Turkish PM calls on opposition not to 'lock up' deputies
ISTANBUL / ANKARA - Hürriyet Daily News
PM Erdoğan says his party’s charter draft may get a ‘yes’ from the nation. AA photoA ruling Justice and Development Party (AKP) charter draft could receive parliamentary approval from renegades in the opposition if the latter’s leaders “did not lock up their lawmakers,” Prime Minister Recep Tayyip Erdoğan said earlier today.
“If the opposition parties do not lock themselves up – what I mean is that if they do not lock their lawmakers in the headquarters of their parties, then we can submit [a government-drafted charter] to Parliament,” Erdoğan said during an Istanbul press conference on his arrival to the city from a U.S. visit.
This might pave way for a public referendum, a confident Erdoğan said.
“If that way is opened I believe that we can get a ‘yes’ from my people,” he said. “We have studies. We can clarify those studies and take such a step.”
The Constitution Conciliation Commission, a four-party body that is responsible for drafting the new Constitution, will carry on its work until July 1 despite little evidence that consensus is being achieved on several key issues.

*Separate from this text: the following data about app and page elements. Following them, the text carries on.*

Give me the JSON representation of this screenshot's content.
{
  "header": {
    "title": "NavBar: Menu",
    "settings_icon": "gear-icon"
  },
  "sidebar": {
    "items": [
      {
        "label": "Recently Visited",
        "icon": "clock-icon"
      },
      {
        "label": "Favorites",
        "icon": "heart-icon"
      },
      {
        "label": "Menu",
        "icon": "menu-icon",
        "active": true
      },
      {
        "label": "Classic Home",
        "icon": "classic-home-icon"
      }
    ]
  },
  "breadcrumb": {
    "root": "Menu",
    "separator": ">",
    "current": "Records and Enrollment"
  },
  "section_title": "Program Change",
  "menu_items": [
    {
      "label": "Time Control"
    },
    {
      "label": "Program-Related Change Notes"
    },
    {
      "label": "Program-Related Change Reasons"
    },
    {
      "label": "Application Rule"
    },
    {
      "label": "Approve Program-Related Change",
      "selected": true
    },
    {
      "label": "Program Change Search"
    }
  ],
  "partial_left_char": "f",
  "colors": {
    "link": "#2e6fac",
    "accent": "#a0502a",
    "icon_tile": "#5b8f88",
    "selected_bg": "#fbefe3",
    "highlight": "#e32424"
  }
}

Earlier in the day, Deputy Prime Minister Bekir Bozdağ told journalists in Ankara that a referendum would be necessary even if all four parties represented in Parliament agreed on the text.
“Under all circumstances, the new Constitution will go into force after a popular vote,” Bozdağ said.

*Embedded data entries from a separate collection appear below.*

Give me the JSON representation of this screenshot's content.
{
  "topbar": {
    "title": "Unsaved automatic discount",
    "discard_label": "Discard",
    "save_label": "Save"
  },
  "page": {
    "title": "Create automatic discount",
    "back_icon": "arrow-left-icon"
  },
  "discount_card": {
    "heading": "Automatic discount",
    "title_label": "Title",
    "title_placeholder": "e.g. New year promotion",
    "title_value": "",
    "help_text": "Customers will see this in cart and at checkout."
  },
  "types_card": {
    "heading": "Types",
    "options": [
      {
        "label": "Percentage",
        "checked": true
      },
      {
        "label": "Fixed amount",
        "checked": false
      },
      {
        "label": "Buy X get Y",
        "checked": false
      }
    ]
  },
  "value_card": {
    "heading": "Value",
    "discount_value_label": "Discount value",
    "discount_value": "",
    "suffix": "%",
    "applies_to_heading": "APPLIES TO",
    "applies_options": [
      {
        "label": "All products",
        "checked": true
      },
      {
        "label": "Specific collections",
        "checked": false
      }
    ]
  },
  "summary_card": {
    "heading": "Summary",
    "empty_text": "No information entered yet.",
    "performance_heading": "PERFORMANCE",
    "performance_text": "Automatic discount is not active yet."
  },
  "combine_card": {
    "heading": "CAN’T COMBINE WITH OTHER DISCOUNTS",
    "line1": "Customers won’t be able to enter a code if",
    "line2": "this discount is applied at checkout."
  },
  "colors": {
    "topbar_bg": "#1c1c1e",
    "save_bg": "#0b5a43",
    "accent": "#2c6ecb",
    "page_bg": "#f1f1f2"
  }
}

President Abdullah Gül also expressed the need for a referendum in earlier remarks.
The Nationalist Movement Party (MHP) leader Devlet Bahçeli said in an address to his group in Parliament today that his party was ready for any vote and would challenge the AKP in a local election, presidential election and a possible charter referendum that are all tentatively scheduled for 2014.

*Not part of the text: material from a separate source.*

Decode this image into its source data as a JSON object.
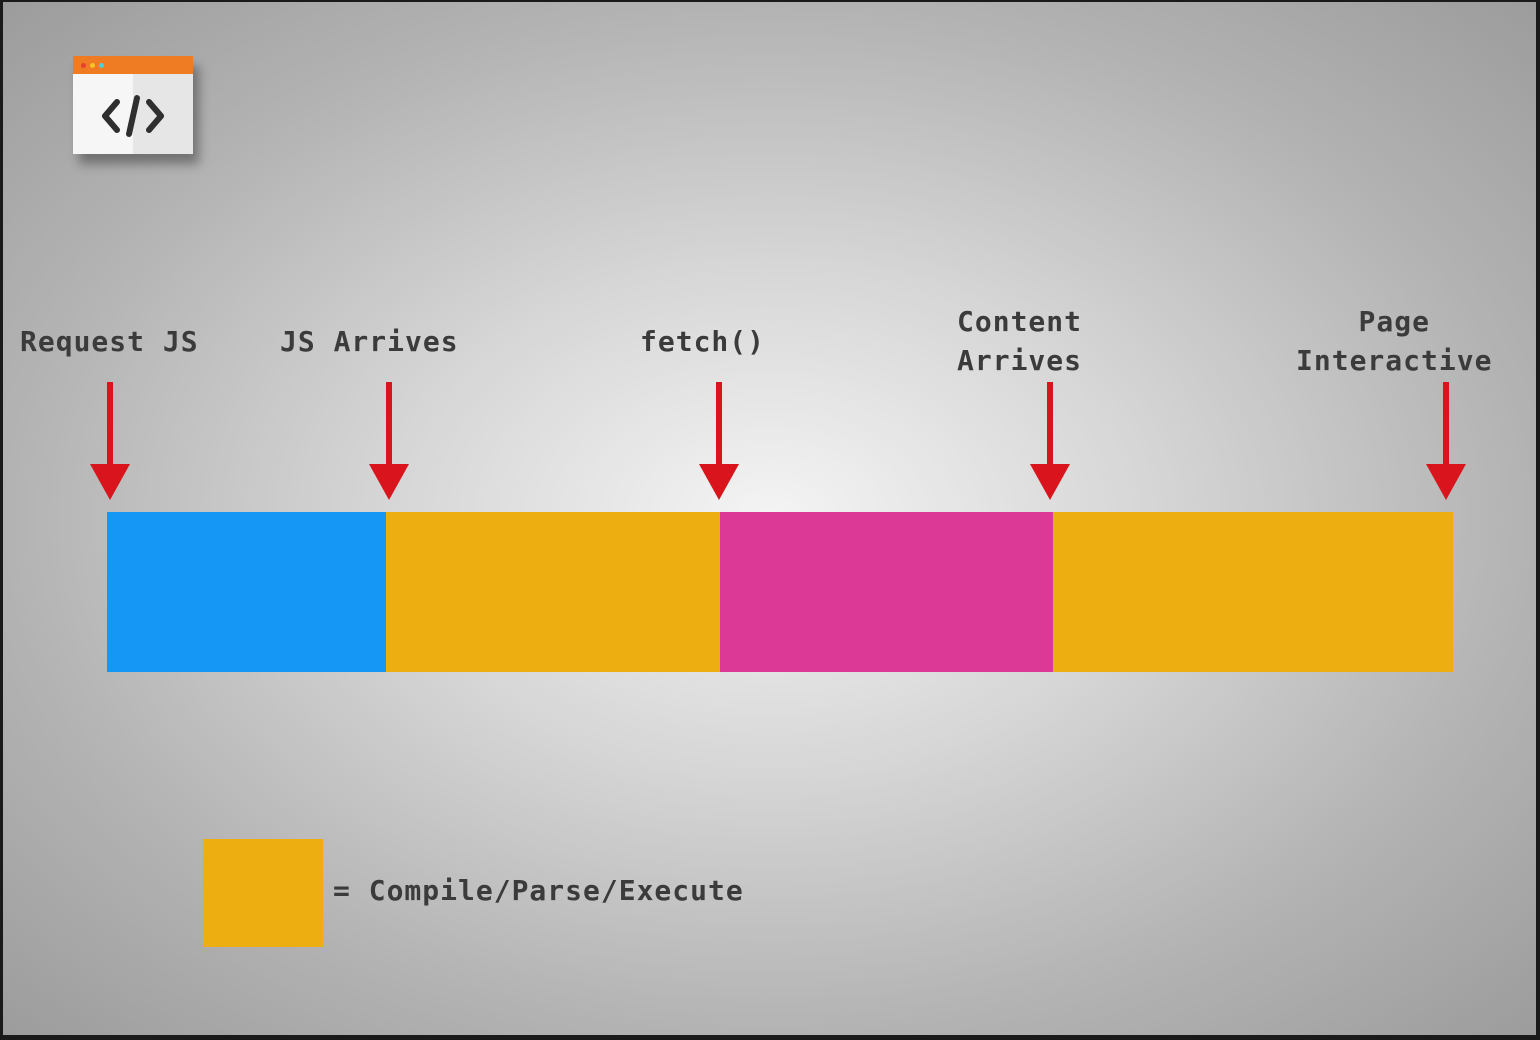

Recalling that Erdoğan said three polls could take place next year, Bahçeli said the timing of such an expression aimed at “sabotaging the change of the Constitution and putting pressure on the Conciliation Commission.”
“Still, the AKP has in mind to pass its charter with the BDP [Peace and Democracy Party] and take it to a referendum then. Everyone should know well today that MHP is ready for elections,” he said.
Withdraw from presidency system: BDP
BDP co-chair Selahattin Demirtaş, meanwhile, said in his group meeting that if a consensus was not achieved over a completely new charter, then his party would not shy away from cooperating with another party, implying that the BDP would approve an AKP-drafted charter.
Still, the AKP should first withdraw from insisting on a shift from the parliamentary democracy to presidential system, he said.
“We would not avoid discussing a temporary constitutional reform and not delay the demand for a new charter,” he said. “For this to happen, the AKP should withdraw from the presidency system insistence first. It should quit carrying this imposition to the agenda of the [Constitutional Conciliation] Commission.”
Demirtaş also said his party was ready for any elections.
Meanwhile, main opposition Republican People’s Party (CHP) leader Kemal Kılıçdaroğlu did not step back from heating up the discussion over suggestion that Erdoğan was a dictator on a par with Syria’s Bashar al-Assad.
“A dictator is what you call a person who wants to hold the authorities that he has in his Prime Ministry when he is elected a president. The presidency system will never pass [through Parliament] as long as the CHP is there.”
The group of the Progressive Alliance of Socialists and Democrats at the European Parliament reacted against Kılıçdaroğlu’s likening of Erdoğan to al-Assad last week.
The group’s leader, Hannes Swoboda, and Kılıçdaroğlu are at still odds, both claiming to have canceled a mutual meeting.